• TASK DIRECTIONS
Tell how many lines of the data include the word "Monthly". Nothing but the number belongs in the answer.

• TASK MATERIAL
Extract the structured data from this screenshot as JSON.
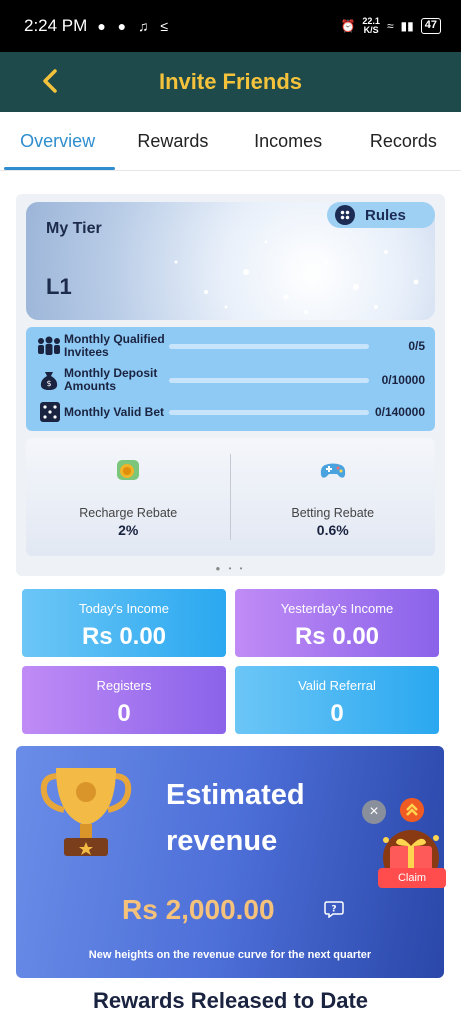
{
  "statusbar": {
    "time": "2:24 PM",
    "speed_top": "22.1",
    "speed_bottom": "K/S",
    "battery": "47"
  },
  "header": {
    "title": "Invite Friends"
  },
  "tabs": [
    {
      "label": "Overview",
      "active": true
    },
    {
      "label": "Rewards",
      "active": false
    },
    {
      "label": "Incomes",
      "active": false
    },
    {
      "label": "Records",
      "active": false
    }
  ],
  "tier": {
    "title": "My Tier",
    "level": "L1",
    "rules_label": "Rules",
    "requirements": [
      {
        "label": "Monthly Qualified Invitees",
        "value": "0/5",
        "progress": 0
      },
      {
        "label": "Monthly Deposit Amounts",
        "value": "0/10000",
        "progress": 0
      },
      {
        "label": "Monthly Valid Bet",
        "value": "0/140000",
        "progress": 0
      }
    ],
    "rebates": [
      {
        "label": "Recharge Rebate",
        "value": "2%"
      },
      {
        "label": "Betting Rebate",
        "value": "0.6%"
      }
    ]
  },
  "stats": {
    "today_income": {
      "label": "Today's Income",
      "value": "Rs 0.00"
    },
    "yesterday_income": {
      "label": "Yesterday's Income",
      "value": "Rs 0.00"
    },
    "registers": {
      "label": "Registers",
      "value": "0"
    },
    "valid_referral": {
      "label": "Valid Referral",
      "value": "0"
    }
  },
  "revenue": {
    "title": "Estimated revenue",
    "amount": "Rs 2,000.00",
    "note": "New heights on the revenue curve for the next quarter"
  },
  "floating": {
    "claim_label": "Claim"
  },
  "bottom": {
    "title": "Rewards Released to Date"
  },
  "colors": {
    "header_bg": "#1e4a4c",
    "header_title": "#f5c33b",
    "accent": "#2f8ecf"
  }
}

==

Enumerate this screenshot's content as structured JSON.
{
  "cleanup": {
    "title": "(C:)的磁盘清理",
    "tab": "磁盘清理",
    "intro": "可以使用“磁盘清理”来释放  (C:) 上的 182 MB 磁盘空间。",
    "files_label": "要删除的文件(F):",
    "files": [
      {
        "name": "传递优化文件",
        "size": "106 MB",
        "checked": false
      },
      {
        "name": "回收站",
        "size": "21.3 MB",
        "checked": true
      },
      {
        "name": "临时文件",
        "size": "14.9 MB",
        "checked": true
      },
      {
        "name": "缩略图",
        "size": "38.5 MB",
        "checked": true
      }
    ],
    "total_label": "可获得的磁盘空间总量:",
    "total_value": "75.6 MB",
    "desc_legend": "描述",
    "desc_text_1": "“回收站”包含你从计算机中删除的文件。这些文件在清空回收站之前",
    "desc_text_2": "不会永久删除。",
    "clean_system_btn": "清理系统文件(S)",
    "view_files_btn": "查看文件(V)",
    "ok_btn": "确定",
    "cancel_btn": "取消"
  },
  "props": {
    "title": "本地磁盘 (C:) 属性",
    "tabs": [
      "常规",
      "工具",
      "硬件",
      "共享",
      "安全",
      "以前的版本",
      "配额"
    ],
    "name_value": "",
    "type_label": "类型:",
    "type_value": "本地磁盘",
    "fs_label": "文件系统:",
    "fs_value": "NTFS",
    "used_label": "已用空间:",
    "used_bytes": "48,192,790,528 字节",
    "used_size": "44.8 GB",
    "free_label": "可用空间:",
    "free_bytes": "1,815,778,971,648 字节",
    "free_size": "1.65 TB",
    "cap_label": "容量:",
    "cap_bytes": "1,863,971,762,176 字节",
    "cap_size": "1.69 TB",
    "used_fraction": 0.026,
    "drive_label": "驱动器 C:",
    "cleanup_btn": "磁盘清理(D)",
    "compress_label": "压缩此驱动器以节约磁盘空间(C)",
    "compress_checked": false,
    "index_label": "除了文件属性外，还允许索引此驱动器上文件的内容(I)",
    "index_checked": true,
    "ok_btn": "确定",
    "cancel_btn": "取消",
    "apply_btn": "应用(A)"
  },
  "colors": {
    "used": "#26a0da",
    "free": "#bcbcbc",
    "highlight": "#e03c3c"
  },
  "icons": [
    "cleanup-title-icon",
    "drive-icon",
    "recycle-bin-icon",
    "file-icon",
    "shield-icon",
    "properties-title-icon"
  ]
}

• REPLY TO THE EXERCISE
3